▶ **Task details**
Report all lines in the records that hold the string "JSON".

▶ **Given entries**
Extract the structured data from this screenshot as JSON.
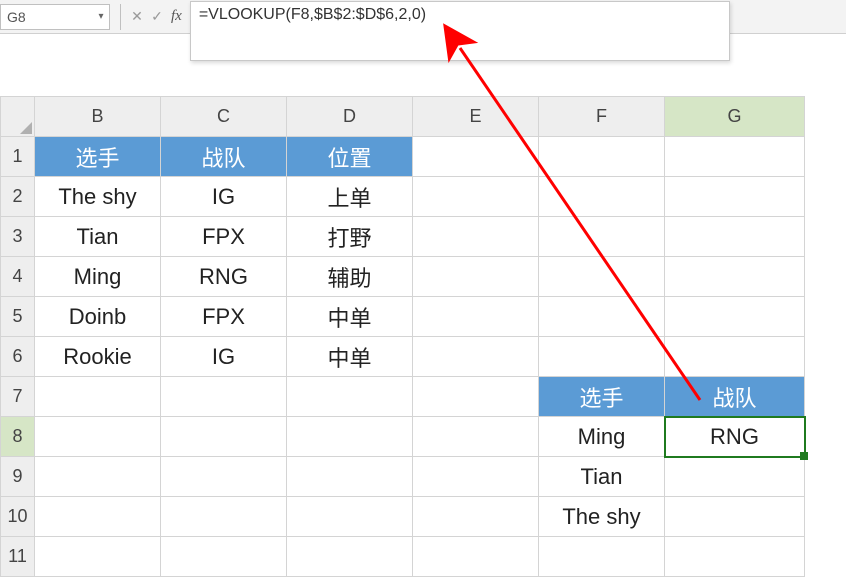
{
  "name_box": "G8",
  "formula": "=VLOOKUP(F8,$B$2:$D$6,2,0)",
  "columns": [
    "B",
    "C",
    "D",
    "E",
    "F",
    "G"
  ],
  "rows": [
    "1",
    "2",
    "3",
    "4",
    "5",
    "6",
    "7",
    "8",
    "9",
    "10",
    "11"
  ],
  "table1": {
    "header": {
      "B": "选手",
      "C": "战队",
      "D": "位置"
    },
    "rows": [
      {
        "B": "The shy",
        "C": "IG",
        "D": "上单"
      },
      {
        "B": "Tian",
        "C": "FPX",
        "D": "打野"
      },
      {
        "B": "Ming",
        "C": "RNG",
        "D": "辅助"
      },
      {
        "B": "Doinb",
        "C": "FPX",
        "D": "中单"
      },
      {
        "B": "Rookie",
        "C": "IG",
        "D": "中单"
      }
    ]
  },
  "table2": {
    "header": {
      "F": "选手",
      "G": "战队"
    },
    "rows": [
      {
        "F": "Ming",
        "G": "RNG"
      },
      {
        "F": "Tian",
        "G": ""
      },
      {
        "F": "The shy",
        "G": ""
      }
    ]
  },
  "active_cell": "G8",
  "icons": {
    "dropdown": "▾",
    "cancel": "✕",
    "enter": "✓"
  }
}
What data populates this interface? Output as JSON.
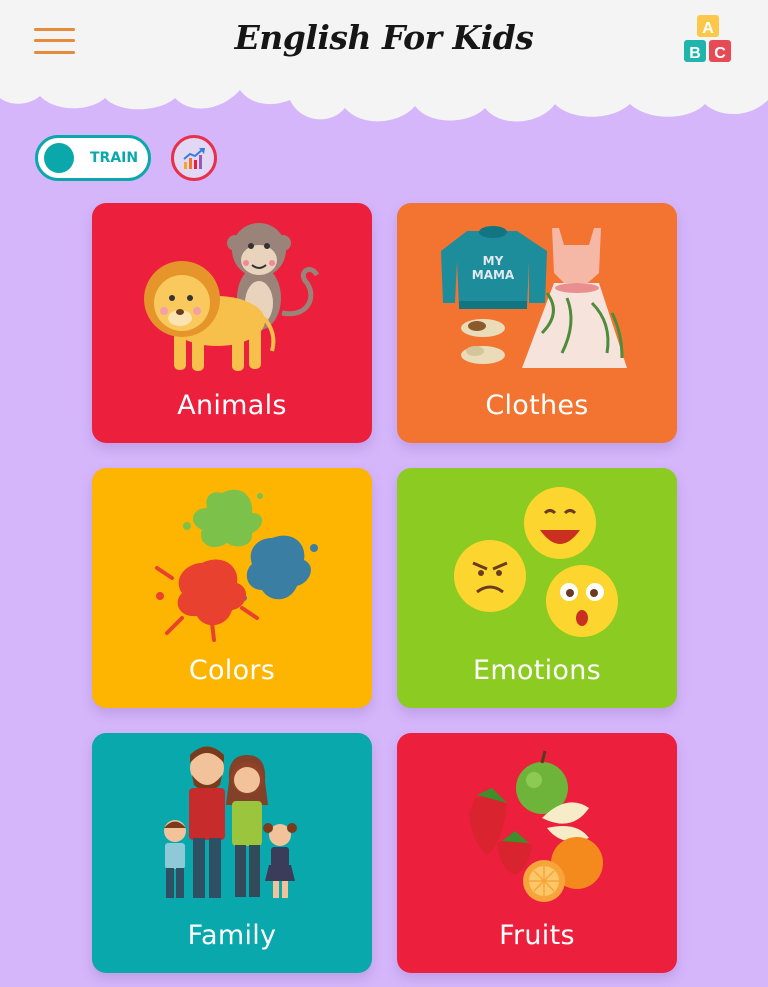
{
  "header": {
    "title": "English For Kids",
    "menu_icon": "hamburger-menu-icon",
    "logo_icon": "abc-blocks-icon",
    "logo_letters": [
      "A",
      "B",
      "C"
    ]
  },
  "controls": {
    "mode_toggle_label": "TRAIN",
    "stats_icon": "statistics-chart-icon"
  },
  "colors": {
    "background": "#d5b6fb",
    "header": "#f4f4f4",
    "menu": "#e58b3a",
    "toggle": "#0ba8ab",
    "stats_ring": "#e8304b"
  },
  "categories": [
    {
      "name": "Animals",
      "color": "#ec1f3c",
      "icon": "lion-monkey-icon"
    },
    {
      "name": "Clothes",
      "color": "#f27430",
      "icon": "sweater-dress-icon"
    },
    {
      "name": "Colors",
      "color": "#fdb502",
      "icon": "paint-splash-icon"
    },
    {
      "name": "Emotions",
      "color": "#8ccb21",
      "icon": "emoji-faces-icon"
    },
    {
      "name": "Family",
      "color": "#08a8ad",
      "icon": "family-people-icon"
    },
    {
      "name": "Fruits",
      "color": "#ec1f3c",
      "icon": "fruits-icon"
    }
  ]
}
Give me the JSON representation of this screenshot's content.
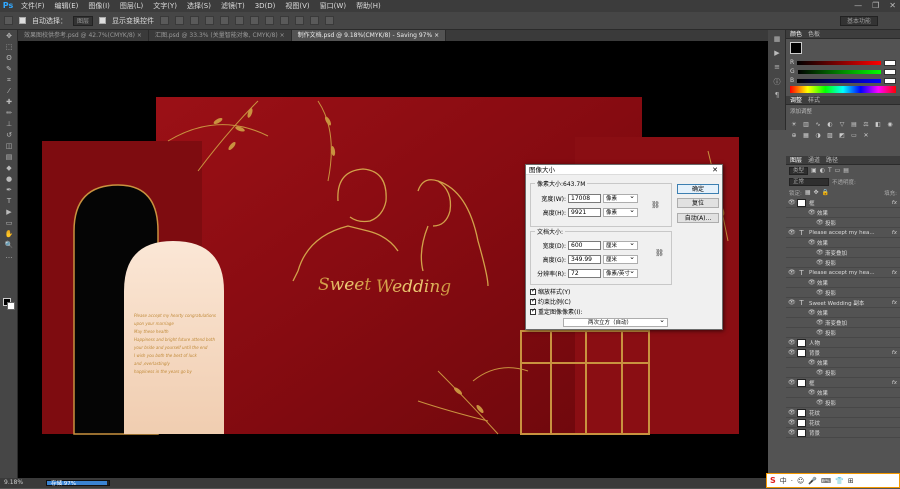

▶ **Solution for this problem**
Extract the structured data from this screenshot as JSON.
What data populates this interface? Output as JSON.
Give me the JSON representation of this screenshot's content.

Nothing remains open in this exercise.